RECORDS TO USE
---

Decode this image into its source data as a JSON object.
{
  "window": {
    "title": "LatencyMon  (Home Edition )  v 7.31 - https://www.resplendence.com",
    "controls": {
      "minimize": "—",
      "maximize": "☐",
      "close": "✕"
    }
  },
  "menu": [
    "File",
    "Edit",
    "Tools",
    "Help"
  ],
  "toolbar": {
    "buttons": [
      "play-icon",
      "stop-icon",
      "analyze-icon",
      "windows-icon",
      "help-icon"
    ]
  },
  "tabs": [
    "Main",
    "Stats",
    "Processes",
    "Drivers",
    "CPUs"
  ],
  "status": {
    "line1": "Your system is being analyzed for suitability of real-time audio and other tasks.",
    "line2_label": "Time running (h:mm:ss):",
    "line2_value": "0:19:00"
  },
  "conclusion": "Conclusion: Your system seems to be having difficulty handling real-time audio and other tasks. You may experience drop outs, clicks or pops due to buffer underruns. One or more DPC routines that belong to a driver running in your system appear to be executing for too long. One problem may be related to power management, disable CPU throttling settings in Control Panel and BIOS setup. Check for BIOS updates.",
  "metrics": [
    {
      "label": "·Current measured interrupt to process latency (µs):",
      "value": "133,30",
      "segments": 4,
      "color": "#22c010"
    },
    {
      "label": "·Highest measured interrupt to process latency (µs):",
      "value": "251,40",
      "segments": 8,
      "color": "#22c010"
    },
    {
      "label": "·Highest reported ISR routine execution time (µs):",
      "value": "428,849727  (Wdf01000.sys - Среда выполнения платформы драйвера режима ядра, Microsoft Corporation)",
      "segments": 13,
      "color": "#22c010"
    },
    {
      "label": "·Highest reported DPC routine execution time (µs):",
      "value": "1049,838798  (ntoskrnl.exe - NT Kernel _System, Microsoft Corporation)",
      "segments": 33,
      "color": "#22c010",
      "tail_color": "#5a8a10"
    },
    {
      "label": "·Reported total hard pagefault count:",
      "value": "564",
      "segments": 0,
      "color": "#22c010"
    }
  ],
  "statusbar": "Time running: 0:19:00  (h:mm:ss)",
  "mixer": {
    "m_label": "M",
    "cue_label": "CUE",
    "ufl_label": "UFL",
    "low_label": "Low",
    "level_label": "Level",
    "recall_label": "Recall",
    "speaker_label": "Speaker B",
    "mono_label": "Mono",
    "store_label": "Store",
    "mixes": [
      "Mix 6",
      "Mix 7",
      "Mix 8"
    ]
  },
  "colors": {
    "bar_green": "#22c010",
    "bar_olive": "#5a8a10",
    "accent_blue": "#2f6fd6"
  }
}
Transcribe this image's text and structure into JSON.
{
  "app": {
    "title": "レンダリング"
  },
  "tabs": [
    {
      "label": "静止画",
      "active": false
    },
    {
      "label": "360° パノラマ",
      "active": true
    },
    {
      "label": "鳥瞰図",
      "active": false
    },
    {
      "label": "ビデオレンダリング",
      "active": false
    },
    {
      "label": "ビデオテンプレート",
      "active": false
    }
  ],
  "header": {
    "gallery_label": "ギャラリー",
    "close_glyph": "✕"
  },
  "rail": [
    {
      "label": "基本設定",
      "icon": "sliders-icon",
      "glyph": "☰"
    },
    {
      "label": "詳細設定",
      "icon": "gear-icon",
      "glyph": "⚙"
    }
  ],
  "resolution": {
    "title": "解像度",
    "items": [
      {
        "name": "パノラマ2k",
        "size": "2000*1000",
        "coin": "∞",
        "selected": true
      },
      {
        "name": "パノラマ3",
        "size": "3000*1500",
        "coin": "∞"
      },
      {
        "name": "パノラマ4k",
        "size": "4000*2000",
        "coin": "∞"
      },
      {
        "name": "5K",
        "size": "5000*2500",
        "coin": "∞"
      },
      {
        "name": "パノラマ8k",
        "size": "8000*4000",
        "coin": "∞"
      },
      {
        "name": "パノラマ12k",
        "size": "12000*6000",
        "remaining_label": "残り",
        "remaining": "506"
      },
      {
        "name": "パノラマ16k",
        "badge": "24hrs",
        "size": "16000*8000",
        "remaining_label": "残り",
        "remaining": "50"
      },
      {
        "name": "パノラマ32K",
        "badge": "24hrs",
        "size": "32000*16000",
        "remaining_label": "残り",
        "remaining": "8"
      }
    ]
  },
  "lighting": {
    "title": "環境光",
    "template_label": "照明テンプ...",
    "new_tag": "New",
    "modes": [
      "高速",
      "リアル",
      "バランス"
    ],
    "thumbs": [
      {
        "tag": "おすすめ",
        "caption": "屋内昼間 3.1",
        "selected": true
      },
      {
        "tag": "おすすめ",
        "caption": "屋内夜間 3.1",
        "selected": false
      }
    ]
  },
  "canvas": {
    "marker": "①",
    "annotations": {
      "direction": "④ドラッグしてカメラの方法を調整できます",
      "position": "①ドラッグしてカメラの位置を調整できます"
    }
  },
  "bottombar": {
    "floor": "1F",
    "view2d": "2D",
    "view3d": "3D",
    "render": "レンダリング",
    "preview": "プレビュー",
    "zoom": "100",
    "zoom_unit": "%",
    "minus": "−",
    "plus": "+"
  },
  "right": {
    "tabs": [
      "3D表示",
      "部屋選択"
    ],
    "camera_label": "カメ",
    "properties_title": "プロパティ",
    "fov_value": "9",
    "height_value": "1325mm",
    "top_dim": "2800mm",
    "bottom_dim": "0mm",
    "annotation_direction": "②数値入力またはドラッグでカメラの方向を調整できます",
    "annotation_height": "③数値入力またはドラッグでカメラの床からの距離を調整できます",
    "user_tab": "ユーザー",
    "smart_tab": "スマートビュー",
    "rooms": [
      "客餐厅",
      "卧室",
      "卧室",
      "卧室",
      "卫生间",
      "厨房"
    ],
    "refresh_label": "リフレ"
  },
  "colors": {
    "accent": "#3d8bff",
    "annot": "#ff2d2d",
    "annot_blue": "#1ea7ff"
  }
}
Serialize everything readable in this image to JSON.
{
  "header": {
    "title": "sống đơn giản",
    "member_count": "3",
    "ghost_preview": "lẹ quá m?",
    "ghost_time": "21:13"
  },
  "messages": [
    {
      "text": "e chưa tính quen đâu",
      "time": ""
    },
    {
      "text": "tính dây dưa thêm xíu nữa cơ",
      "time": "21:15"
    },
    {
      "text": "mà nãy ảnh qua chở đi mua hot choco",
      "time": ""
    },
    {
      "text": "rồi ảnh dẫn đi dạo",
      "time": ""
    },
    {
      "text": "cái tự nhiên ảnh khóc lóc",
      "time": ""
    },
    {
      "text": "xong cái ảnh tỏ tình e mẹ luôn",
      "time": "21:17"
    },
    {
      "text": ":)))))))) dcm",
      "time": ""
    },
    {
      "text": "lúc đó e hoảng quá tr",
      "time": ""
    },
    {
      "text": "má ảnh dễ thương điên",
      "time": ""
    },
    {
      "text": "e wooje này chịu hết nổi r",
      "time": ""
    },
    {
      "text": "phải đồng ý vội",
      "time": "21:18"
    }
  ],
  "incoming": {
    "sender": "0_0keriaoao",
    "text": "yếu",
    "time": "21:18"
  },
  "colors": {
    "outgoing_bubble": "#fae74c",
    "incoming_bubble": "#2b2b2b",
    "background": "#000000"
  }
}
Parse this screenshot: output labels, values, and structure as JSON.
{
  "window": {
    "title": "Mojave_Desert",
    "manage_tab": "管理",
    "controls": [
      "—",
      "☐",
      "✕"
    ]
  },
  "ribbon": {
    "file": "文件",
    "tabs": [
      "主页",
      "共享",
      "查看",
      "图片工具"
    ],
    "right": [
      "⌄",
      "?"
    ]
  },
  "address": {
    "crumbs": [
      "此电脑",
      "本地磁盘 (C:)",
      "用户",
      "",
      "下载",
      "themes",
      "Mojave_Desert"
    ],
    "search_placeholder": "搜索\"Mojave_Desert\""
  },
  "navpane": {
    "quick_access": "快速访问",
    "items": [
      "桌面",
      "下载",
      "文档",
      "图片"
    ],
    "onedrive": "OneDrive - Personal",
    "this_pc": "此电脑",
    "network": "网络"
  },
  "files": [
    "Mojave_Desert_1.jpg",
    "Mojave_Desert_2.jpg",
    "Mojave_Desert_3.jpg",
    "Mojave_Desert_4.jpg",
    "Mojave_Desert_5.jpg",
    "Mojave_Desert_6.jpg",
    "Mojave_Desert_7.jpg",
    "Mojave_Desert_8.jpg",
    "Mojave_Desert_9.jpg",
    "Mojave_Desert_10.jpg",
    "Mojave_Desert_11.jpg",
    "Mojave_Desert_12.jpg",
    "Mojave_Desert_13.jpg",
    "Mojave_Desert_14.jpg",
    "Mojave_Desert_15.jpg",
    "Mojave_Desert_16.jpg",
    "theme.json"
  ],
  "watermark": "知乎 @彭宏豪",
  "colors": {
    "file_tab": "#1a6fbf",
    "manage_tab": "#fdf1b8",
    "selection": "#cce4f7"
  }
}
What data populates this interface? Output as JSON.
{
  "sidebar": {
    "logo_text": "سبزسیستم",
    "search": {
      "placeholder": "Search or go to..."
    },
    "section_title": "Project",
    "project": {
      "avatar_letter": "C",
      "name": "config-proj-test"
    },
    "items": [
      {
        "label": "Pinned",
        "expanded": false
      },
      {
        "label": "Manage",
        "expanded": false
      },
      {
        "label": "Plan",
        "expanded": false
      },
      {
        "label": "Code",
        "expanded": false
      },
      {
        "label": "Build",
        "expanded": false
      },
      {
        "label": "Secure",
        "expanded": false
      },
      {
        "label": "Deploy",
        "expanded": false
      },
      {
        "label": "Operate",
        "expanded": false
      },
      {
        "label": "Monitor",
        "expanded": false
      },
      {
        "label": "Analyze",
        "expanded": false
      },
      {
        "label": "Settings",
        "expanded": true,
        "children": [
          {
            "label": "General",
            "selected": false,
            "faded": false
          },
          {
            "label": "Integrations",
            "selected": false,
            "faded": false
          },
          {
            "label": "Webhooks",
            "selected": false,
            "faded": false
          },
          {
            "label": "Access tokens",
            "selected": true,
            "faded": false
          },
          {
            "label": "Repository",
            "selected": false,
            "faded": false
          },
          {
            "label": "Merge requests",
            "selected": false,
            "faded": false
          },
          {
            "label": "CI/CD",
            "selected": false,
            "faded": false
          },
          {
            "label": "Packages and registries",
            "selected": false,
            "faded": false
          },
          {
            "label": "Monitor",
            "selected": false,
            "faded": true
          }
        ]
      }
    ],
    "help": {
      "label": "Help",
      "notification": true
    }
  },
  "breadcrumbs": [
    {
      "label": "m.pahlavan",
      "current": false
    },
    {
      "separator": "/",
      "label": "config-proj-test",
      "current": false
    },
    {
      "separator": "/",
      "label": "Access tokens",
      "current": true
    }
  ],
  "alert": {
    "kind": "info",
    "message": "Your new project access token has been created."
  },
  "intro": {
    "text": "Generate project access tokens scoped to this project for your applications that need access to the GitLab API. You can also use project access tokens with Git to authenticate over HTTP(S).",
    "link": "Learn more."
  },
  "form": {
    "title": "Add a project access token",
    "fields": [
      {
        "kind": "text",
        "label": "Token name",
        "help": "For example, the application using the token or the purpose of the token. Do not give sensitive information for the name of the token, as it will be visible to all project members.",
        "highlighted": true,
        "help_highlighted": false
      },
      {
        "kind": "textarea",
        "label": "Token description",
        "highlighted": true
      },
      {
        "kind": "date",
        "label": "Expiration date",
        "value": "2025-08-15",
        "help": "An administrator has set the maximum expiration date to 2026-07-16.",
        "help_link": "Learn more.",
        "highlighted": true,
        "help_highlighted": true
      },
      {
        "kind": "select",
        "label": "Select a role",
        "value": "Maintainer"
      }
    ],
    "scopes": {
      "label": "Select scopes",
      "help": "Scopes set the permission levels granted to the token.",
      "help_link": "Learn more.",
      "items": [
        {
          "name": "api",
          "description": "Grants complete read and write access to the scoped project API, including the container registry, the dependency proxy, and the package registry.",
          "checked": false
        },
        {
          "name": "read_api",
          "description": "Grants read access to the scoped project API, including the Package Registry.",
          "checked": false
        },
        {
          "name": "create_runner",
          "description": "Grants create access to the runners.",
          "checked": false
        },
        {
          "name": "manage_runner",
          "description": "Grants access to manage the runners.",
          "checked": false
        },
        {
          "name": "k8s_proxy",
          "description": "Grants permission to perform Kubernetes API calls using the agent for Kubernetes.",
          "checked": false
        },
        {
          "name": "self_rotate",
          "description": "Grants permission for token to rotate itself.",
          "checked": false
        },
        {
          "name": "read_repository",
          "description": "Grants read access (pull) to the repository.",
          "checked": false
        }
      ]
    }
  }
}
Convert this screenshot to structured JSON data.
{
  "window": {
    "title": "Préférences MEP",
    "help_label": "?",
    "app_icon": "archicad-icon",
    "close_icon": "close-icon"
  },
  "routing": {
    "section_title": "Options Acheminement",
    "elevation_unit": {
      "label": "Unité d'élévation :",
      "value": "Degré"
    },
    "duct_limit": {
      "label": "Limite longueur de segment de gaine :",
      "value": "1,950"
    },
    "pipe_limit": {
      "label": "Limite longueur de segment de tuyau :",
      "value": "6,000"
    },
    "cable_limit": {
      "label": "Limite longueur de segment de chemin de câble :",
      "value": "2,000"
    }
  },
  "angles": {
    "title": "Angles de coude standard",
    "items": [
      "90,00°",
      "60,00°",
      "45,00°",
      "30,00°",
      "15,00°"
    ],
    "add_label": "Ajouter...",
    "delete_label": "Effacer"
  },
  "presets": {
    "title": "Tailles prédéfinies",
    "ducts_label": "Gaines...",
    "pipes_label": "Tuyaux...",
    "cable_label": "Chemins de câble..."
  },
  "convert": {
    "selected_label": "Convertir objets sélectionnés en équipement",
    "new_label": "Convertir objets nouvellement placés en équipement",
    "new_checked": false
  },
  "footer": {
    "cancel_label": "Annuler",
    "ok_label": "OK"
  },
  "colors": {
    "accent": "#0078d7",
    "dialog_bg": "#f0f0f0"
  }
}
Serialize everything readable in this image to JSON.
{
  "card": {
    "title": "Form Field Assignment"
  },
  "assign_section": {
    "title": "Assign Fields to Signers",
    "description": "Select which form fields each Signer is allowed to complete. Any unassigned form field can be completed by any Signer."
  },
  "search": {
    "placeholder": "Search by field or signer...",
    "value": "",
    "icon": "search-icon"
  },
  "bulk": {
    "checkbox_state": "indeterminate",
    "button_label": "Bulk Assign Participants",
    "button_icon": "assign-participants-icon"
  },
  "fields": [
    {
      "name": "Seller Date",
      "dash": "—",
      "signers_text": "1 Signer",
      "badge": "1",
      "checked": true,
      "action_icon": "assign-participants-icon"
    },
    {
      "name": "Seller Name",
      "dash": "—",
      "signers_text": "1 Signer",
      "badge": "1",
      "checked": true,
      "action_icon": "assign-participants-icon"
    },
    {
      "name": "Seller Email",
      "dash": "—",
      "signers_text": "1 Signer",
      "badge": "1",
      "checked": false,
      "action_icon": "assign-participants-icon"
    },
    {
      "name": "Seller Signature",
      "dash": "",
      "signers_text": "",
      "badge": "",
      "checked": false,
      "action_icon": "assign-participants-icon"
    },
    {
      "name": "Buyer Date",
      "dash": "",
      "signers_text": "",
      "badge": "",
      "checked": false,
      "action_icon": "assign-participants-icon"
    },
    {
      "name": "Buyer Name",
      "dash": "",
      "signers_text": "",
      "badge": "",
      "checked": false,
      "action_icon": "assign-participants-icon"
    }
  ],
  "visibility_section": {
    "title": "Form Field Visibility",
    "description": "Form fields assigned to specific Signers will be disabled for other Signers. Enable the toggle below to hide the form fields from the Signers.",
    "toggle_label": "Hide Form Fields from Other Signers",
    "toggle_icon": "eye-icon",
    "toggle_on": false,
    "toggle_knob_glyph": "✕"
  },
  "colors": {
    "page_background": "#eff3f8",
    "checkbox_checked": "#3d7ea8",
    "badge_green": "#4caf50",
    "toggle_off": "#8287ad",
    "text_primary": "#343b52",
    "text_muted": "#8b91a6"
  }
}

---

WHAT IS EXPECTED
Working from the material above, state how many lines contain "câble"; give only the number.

RESPONSE AREA
2